◆ AIM OF THE EXERCISE ◆
Could you copy out all the lines in the material below where the word "this" occurs?

>>>>>

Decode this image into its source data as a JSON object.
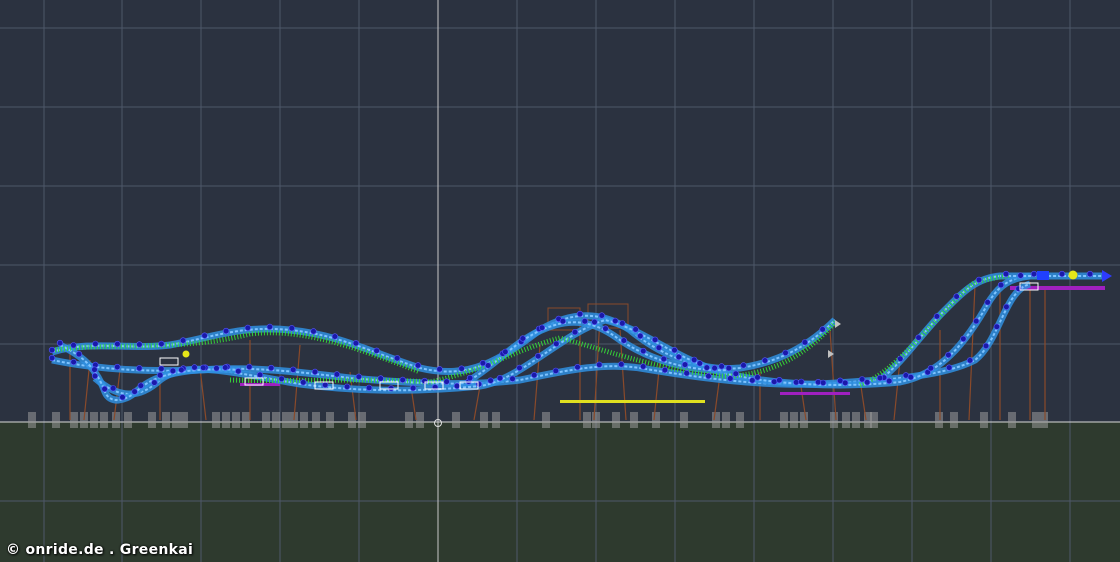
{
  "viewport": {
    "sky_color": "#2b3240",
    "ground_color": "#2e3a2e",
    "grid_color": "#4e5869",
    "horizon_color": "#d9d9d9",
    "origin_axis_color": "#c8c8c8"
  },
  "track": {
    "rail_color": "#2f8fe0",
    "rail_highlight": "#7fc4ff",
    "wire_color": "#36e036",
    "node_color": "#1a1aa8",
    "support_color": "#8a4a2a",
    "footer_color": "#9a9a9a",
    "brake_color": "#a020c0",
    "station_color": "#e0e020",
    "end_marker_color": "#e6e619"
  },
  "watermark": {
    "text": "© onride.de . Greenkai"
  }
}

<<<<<
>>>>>

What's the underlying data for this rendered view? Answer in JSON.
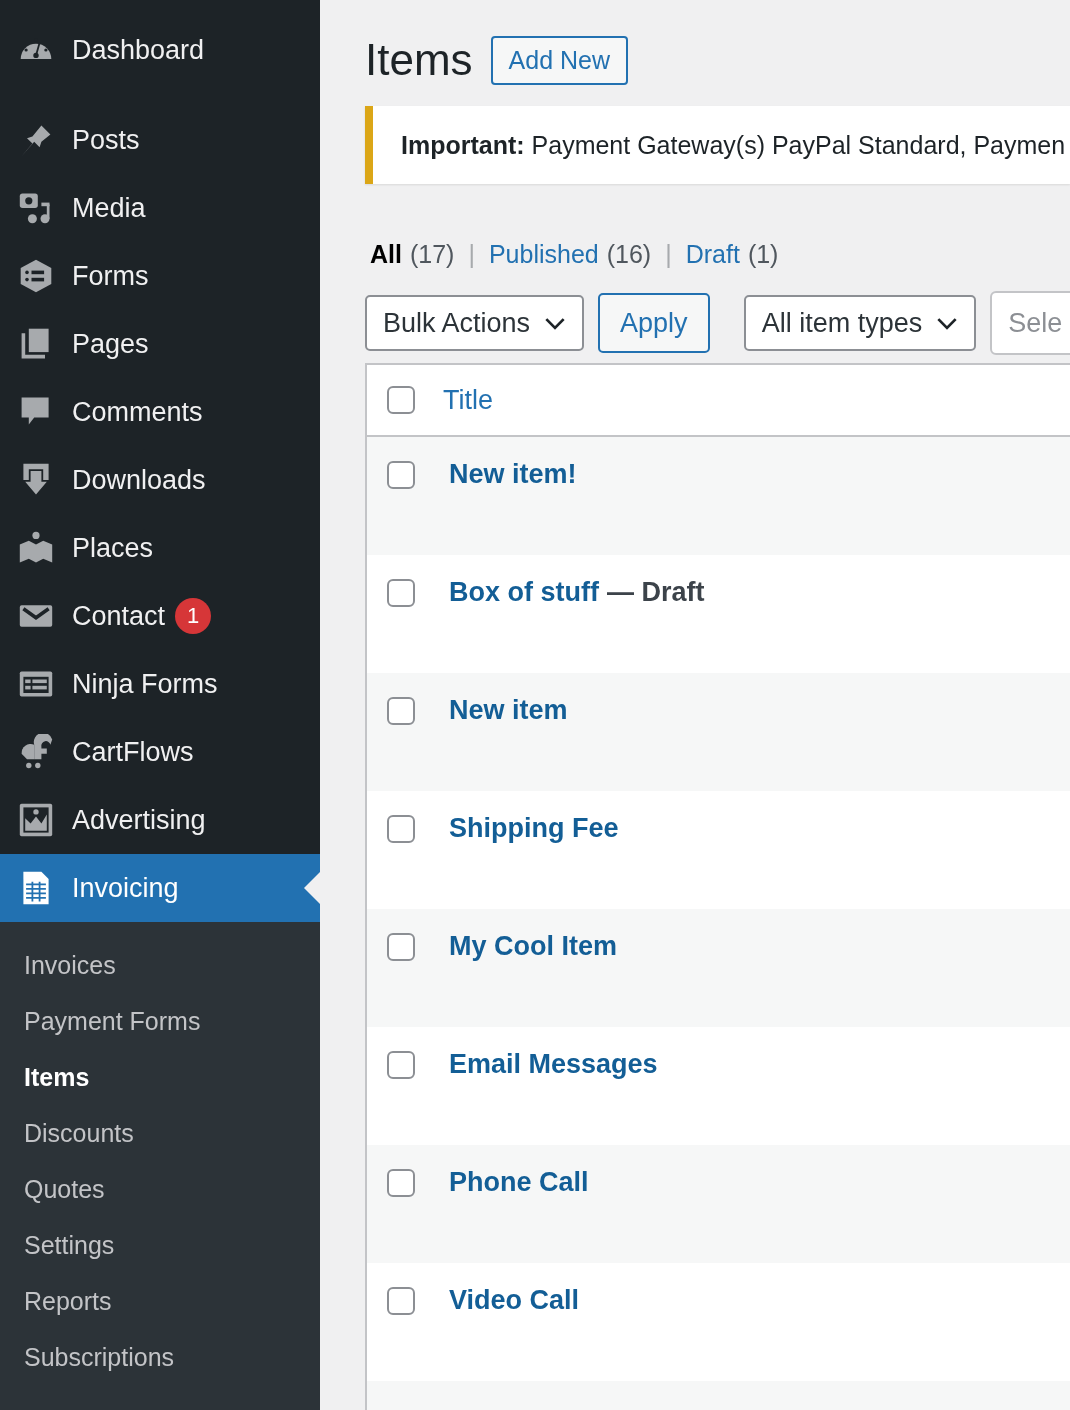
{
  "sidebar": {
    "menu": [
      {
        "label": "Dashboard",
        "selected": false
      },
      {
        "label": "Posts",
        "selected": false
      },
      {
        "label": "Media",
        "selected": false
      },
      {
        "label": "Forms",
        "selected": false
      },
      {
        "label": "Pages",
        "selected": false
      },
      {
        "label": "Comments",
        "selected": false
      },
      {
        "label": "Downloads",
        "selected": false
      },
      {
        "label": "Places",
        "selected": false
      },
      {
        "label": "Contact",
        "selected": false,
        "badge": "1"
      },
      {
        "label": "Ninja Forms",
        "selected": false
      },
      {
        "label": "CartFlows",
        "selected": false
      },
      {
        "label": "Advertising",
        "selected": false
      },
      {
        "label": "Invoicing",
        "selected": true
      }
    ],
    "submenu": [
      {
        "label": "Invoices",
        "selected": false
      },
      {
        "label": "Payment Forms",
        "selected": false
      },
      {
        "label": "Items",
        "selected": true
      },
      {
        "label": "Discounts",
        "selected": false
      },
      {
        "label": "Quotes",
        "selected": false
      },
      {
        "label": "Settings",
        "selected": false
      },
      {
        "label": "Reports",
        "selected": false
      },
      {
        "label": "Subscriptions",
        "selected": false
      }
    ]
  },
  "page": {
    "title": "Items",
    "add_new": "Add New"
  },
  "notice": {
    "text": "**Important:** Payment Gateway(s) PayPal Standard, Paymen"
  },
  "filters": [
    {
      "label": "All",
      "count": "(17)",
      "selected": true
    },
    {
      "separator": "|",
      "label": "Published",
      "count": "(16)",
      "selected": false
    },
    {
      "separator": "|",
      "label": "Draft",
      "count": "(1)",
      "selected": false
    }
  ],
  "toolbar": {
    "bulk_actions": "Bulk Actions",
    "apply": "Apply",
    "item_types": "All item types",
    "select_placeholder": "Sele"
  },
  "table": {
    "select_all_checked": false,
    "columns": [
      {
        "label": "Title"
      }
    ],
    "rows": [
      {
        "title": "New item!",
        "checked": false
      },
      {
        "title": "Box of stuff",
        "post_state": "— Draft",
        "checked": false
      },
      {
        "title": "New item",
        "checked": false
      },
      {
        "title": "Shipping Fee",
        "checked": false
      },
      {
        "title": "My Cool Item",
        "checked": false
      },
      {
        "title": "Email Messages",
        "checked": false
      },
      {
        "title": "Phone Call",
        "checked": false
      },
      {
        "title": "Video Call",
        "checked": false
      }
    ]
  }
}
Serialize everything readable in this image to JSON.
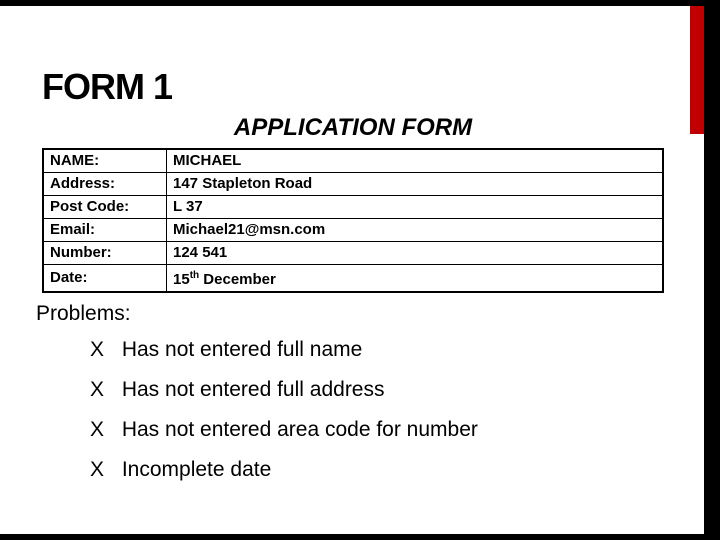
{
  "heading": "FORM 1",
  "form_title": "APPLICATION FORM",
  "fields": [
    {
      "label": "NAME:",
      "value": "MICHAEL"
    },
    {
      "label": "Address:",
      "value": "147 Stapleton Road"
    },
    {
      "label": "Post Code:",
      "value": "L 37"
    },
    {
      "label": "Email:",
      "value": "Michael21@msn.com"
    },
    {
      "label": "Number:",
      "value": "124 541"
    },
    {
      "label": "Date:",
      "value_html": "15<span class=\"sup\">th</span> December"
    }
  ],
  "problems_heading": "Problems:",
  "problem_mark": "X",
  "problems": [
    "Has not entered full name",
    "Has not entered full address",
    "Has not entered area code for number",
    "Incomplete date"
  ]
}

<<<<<
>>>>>

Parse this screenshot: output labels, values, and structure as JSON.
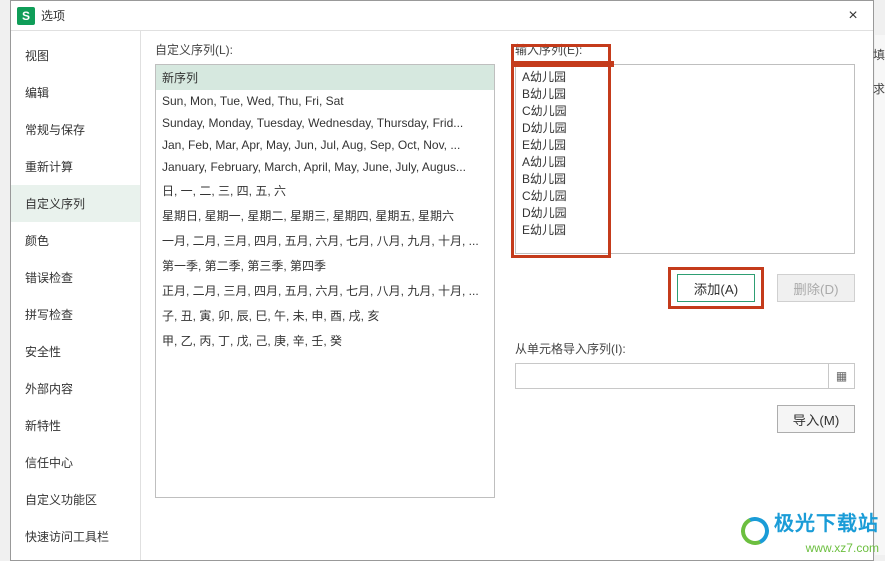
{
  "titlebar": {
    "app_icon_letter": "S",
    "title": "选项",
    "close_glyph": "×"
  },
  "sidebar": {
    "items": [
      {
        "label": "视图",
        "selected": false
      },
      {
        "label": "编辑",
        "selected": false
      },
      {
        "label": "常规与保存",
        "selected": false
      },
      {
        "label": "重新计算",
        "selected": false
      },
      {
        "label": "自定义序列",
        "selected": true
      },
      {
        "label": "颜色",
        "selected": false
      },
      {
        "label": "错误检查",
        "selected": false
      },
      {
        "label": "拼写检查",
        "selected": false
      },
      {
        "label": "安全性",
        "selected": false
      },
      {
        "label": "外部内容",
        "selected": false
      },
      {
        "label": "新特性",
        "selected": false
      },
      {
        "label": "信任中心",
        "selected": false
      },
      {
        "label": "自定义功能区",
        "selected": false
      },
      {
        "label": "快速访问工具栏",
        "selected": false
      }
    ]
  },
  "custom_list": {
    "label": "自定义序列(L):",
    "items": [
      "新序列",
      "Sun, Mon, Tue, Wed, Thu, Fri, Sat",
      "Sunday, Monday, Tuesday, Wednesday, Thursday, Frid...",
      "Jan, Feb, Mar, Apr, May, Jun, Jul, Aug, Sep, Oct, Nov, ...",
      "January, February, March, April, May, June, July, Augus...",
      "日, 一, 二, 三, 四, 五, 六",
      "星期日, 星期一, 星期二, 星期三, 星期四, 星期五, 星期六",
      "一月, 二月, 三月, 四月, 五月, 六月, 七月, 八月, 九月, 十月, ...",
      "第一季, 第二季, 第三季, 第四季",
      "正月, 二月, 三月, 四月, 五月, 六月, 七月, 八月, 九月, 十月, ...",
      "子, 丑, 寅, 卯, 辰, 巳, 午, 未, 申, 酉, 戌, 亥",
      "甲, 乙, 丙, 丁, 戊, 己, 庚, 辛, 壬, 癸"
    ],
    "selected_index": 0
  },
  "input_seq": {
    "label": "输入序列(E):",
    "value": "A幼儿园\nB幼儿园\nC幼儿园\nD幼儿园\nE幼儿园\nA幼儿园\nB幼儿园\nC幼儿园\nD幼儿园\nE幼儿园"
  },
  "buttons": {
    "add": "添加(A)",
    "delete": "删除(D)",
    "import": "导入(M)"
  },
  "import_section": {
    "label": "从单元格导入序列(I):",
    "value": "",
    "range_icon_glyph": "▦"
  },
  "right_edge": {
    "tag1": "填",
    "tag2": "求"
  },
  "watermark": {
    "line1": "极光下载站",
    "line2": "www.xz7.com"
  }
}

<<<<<

◆ EXERCISE OUTPUT ◆
Decode this image into its source data as a JSON object.
What's the underlying data for this rendered view? Answer in JSON.
Serialize everything readable in this image to JSON.
Parse this screenshot: output labels, values, and structure as JSON.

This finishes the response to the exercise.